White Rose University Consortium logo
University of Leeds logo University of Sheffield logo York University logo

“Lean[ing] into transcendence”: Transformations of the Sacred in South African, Zimbabwean and Nigerian Literatures

Cumpsty, Rebekah Lindiwe Levitt (2016) “Lean[ing] into transcendence”: Transformations of the Sacred in South African, Zimbabwean and Nigerian Literatures. PhD thesis, University of York.

[img] Text
PhD thesis.pdf
Restricted until 13 September 2021.

Request a copy

Abstract

Enchantment is a defining feature our postcolonial, globalised world and the literary is where much of this wonder is registered and celebrated. Thus this thesis attends to the postcolonial dynamic of sacred and secular experience as it is represented in contemporary African literatures. Debates around the secular and postsecular are long standing in the fields of religious studies, anthropology and philosophy, but as yet underappreciated in literary studies. I develop a hermeneutic of the imminent sacred as a way to read the constitutive and recuperative gestures subjects make as they assert a sense of belonging in spaces of globalised modernity. The texts are grouped thematically. In response to Chris Abani and Yvonne Vera’s work I articulate how the ritual dimensions of lyrical prose and ritual attention to the corporeal form sacralises the body. Phaswane Mpe and Teju Cole incorporate African epistemologies into the resignification of their cities and with Ivan Vladislavić, the streets are sacralised. Marlene van Niekerk and J. M. Coetzee convey the anxieties of settler colonialism and a love of land reinscribed as sublime. Collectively, the novels I discuss reflect patterns of existential anxiety that emerge from difficulties of belonging, and I trace the ritualised and sacralising strategies of incorporation that seek to locate the subject. These novels radically disrupt the epistemological and ontological modalities of globalised ‘secular’ literary production and intervene in the recuperation of the sacred as a mode of incorporation and resistance. Recent scholarship in African literatures has overlooked these distinctly postsecular negotiations and the ways in which the sacred is reinvested in contemporary African fiction in order to instantiate intimate, local alternatives to the teleology of secular modernity. Thus I use the imminent sacred as a reading strategy that foregrounds these postsecular negotiations and the interrelations of care and vulnerability that motivate sacralisation.

Item Type: Thesis (PhD)
Keywords: Sacred, African literature, postcolonial, postsecular
Academic Units: The University of York > English and Related Literature (York)
Depositing User: Rebekah Rebekah Lindiwe Levitt Cumpsty
Date Deposited: 20 Sep 2016 13:08
Last Modified: 20 Sep 2016 13:08
URI: http://etheses.whiterose.ac.uk/id/eprint/13953
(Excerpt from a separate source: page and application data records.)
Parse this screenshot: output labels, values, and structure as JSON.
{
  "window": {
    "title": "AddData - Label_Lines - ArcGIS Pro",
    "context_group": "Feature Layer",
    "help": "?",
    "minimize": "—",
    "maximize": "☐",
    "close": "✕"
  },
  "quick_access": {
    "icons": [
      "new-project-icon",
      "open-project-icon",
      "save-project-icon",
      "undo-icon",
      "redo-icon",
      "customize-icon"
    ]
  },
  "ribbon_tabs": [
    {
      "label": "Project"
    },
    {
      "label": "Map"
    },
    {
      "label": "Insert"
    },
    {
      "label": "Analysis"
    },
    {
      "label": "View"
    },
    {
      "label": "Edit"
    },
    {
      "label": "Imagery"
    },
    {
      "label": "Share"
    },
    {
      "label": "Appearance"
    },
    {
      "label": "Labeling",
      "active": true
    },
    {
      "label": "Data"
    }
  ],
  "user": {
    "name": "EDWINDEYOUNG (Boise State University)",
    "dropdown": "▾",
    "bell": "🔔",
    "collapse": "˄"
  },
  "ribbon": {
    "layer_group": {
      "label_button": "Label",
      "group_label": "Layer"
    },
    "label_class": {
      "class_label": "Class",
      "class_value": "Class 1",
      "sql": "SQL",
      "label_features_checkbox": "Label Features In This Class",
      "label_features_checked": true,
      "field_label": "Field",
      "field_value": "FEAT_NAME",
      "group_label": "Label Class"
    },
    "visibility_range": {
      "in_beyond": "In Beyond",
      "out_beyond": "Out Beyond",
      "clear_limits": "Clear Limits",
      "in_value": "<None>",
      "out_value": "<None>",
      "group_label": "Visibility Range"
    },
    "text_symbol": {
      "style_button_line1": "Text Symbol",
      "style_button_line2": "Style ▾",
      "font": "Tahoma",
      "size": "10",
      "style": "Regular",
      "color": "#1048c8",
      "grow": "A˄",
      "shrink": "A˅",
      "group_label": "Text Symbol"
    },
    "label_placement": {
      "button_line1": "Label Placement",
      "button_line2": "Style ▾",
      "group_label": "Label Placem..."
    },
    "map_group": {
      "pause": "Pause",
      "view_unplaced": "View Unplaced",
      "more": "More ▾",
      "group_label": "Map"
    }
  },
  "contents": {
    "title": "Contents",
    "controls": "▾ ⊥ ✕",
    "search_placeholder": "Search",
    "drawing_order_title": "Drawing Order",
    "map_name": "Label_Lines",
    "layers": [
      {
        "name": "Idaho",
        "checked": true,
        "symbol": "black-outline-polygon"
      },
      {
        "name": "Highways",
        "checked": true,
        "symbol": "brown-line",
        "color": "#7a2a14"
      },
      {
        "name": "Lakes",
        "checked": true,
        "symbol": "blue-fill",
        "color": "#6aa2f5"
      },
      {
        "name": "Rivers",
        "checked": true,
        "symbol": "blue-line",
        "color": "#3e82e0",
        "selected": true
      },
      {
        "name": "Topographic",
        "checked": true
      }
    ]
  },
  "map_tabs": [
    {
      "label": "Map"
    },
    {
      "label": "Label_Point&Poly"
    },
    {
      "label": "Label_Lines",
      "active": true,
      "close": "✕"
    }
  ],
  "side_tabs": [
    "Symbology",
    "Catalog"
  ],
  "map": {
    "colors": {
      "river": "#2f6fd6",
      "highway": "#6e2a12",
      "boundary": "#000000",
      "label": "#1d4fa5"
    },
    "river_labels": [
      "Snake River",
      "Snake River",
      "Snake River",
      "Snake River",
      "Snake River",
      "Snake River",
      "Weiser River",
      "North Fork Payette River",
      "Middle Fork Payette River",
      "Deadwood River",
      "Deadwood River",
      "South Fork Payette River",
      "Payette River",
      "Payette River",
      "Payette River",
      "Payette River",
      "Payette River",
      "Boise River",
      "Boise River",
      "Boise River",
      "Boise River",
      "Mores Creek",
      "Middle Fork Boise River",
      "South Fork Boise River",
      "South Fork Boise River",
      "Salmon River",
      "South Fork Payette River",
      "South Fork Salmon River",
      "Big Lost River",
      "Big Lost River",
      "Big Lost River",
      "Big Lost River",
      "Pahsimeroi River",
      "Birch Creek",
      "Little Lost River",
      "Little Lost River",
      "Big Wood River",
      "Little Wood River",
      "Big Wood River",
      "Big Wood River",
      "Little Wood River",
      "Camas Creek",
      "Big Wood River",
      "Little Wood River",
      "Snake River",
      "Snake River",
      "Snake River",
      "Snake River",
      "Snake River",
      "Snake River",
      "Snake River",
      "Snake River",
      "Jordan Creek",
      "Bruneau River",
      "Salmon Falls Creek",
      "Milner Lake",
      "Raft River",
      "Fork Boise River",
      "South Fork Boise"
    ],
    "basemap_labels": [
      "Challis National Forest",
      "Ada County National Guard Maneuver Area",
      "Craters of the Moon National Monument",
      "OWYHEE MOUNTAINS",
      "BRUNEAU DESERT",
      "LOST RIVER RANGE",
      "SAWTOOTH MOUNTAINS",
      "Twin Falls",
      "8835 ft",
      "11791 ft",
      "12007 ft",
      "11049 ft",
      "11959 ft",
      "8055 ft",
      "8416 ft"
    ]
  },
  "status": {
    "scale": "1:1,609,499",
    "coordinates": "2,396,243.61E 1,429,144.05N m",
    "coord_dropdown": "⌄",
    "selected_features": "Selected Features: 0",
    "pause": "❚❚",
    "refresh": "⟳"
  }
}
Please use the 'Request a copy' link(s) above to request this thesis. This will be sent directly to someone who may authorise access.
You can contact us about this thesis. If you need to make a general enquiry, please see the Contact us page.

Actions (repository staff only: login required)